I usually design precast concrete members for the common concrete strength of f'c=4,000 psi at 28 days. Occasionally, a mix design will be submitted that has a very high strength. In one case, the mix that was submitted had a history of cylinder breaks above 7,000 psi. This is 175% of the specified strength!
Normally in engineering extra strength is good, but this seems excessive. Steel grades typically specify a strength range (min and max), but I have never seen a maximum compressive strength in a concrete specification.
Should I reject these very-high strength concrete mixes?
What could be the complications of too high of a compressive strength?
There are only two possible areas of concerns that I can think of:
- Modulus of Elasticity is directly related to strength.

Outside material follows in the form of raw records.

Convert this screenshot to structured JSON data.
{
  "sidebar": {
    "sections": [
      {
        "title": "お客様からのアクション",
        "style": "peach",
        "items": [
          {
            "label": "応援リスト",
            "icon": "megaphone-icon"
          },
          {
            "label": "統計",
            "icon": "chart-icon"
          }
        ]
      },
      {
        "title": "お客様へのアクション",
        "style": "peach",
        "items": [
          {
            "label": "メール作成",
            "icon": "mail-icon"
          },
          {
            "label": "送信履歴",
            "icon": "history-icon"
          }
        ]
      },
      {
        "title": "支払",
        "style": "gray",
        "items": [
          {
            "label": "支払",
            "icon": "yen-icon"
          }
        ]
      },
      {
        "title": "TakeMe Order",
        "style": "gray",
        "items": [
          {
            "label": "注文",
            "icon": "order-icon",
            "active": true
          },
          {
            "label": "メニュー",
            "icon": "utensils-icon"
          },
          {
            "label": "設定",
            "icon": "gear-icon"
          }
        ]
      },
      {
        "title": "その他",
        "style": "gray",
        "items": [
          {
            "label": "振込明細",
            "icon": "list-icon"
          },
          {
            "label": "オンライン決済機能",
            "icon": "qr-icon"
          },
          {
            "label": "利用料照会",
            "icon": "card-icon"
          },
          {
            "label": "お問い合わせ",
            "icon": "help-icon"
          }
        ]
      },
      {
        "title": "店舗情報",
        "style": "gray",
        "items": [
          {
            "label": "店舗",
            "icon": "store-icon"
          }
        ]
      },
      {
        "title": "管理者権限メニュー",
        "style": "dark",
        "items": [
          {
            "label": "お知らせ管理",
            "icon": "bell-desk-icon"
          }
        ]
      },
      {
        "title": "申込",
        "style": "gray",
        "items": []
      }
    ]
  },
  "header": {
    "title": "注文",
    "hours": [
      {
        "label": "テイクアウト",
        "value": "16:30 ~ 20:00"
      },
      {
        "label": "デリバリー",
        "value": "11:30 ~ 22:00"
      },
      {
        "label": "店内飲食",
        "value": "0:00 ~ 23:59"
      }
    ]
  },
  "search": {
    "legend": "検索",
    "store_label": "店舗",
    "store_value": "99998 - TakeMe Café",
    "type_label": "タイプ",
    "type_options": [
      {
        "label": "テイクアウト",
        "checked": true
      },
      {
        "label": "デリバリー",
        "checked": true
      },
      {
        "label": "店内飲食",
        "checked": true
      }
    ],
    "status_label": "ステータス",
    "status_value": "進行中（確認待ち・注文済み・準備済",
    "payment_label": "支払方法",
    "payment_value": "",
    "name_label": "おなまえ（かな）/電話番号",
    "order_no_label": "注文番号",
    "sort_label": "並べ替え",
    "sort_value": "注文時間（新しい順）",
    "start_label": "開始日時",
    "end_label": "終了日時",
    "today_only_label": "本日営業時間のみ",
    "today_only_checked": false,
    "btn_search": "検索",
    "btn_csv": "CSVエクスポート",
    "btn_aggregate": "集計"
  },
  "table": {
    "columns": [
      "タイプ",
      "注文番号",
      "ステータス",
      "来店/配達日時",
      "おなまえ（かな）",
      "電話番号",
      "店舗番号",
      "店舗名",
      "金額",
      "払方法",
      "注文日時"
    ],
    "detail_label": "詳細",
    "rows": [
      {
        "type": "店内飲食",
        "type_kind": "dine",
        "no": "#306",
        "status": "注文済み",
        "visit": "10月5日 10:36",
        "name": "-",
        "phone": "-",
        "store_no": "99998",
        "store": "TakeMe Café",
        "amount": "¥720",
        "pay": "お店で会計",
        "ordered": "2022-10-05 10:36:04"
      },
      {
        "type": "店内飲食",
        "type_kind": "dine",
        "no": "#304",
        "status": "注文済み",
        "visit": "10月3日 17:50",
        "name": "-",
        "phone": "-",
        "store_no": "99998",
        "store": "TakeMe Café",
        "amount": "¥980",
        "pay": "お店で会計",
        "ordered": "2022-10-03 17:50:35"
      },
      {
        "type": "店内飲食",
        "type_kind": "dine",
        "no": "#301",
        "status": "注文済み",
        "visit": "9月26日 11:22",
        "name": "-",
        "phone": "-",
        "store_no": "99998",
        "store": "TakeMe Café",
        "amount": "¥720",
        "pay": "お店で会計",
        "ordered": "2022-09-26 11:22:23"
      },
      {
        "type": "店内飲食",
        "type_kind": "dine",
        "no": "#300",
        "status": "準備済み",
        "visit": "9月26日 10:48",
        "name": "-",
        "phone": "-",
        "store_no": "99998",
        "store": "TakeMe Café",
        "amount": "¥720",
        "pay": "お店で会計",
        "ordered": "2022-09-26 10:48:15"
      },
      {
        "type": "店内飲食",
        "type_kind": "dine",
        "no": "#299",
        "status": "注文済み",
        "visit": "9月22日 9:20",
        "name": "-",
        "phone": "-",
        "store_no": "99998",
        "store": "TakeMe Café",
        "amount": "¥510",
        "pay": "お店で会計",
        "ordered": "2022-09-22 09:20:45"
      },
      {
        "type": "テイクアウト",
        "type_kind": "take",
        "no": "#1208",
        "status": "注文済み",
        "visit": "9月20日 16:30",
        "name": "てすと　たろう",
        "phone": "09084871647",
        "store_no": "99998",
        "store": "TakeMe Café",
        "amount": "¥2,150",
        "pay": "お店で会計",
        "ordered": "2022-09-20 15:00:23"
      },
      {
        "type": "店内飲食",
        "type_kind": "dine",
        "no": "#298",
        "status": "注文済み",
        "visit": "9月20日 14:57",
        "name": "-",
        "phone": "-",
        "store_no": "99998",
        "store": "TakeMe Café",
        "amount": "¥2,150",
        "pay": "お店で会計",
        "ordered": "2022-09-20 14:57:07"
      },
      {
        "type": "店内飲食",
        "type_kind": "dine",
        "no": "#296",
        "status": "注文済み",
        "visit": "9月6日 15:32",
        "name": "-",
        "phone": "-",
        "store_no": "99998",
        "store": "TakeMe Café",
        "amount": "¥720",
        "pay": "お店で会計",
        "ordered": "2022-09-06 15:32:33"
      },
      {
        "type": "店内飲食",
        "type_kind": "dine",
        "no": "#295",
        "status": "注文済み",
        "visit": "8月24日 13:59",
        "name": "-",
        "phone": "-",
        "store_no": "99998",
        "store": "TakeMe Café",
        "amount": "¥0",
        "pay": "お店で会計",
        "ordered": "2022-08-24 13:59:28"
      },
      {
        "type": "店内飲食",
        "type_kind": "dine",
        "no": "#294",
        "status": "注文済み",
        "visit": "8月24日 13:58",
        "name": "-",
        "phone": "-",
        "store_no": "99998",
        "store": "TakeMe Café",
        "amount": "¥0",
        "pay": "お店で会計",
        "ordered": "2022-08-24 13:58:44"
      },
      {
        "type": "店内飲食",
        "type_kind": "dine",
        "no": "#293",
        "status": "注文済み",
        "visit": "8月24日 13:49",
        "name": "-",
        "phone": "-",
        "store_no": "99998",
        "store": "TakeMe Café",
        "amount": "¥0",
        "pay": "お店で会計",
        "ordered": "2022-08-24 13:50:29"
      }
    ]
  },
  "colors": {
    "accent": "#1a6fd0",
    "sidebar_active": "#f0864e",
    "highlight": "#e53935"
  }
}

A high strength may cause the concrete to be more prone to cracking (serviceability concern).
- Un-designed high strength may be detrimental in seismic design where you want members to fail in certain locations and in certain modes. Note, my situations typically include moments (either beams or beam-columns). There likely wouldn't be any concern in a purely compression member.
The reason for submitting such a high strength mix seems to be that the precaster wants to get the piece out of the form quickly, so they add lots of cement to insure that the strength requirement is met.